§ **Given data**
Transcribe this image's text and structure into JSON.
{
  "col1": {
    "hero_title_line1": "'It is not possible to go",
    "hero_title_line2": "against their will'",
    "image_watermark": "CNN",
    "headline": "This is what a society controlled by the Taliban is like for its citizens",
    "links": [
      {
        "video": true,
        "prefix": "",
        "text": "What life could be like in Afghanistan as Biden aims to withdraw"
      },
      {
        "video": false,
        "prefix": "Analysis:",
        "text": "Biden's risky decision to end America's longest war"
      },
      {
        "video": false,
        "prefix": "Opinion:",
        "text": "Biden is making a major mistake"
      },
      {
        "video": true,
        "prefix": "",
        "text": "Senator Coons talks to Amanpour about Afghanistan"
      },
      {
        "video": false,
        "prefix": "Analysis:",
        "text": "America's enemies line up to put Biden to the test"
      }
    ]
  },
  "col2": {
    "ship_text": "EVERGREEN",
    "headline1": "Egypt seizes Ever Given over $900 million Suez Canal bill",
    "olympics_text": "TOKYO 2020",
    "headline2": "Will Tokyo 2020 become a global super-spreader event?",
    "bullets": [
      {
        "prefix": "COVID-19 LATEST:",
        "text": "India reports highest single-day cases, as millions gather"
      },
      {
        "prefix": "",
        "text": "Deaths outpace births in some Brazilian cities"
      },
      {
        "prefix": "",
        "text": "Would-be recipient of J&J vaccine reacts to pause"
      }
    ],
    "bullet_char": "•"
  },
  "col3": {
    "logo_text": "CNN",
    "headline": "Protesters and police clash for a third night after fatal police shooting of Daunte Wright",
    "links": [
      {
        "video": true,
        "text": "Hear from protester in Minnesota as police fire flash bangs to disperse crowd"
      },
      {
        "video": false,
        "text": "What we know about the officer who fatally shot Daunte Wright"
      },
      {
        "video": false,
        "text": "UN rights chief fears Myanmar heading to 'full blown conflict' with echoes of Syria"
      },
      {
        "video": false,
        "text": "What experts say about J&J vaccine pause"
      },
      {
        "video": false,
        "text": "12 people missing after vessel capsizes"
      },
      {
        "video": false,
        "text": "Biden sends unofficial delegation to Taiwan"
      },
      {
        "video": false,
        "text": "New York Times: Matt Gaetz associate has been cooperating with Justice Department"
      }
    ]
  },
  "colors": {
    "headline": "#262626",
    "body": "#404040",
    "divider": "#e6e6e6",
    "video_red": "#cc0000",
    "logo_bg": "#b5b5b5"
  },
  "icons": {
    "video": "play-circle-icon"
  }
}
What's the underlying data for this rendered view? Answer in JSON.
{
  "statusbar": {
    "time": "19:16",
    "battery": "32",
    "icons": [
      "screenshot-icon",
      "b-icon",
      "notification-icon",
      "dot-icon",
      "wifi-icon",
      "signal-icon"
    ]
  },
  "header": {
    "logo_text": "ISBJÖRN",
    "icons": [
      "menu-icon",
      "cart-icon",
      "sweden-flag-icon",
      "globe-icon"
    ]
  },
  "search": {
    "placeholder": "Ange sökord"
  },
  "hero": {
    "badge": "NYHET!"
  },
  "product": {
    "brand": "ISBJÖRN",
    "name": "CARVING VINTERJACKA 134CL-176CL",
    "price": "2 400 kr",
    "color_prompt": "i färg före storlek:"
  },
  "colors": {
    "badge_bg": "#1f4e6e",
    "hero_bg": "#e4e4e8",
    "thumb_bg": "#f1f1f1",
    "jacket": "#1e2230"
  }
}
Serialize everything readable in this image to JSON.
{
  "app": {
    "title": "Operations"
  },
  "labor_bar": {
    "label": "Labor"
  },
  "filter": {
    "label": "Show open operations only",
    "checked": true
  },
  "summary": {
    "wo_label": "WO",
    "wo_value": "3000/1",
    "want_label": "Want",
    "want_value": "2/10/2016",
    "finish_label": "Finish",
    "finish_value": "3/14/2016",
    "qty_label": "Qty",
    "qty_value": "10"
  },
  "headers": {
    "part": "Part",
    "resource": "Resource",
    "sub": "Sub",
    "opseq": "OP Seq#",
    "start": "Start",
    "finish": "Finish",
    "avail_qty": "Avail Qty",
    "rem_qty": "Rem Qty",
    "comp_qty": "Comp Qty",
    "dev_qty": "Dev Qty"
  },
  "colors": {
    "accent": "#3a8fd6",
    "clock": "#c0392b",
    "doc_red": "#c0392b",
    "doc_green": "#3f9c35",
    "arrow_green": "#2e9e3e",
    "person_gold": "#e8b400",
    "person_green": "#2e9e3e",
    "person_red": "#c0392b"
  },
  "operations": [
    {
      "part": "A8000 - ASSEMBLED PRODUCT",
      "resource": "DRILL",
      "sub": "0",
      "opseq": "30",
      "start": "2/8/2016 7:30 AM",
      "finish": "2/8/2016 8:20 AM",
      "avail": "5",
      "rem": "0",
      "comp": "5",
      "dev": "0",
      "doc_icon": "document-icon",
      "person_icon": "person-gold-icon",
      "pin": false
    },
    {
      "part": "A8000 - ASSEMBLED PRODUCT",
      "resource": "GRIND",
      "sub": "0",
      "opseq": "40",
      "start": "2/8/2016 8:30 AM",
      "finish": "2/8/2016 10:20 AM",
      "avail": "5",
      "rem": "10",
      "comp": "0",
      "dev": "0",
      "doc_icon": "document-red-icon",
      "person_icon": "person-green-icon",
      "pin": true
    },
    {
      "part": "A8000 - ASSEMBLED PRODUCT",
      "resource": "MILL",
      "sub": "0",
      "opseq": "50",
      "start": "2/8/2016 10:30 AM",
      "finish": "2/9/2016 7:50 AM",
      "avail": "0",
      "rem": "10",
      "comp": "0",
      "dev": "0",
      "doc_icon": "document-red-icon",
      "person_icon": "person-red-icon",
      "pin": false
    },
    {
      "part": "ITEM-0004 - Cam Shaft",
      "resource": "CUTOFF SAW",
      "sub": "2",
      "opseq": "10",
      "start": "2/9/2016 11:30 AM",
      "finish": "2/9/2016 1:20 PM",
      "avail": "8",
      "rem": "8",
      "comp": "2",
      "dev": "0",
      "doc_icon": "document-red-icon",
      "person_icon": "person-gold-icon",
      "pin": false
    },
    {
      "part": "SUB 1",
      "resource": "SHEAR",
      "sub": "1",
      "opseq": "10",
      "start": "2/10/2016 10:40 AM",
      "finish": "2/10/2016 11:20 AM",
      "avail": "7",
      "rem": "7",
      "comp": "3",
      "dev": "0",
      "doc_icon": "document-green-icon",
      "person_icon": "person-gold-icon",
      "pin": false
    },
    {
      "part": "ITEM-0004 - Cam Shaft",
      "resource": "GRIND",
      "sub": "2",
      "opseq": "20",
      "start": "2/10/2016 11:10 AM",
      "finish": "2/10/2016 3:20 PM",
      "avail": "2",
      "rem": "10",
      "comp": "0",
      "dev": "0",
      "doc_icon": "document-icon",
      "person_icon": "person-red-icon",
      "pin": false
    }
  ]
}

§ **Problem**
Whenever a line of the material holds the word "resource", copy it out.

§ **Solution to this task**
    "resource": "Resource",
      "resource": "DRILL",
      "resource": "GRIND",
      "resource": "MILL",
      "resource": "CUTOFF SAW",
      "resource": "SHEAR",
      "resource": "GRIND",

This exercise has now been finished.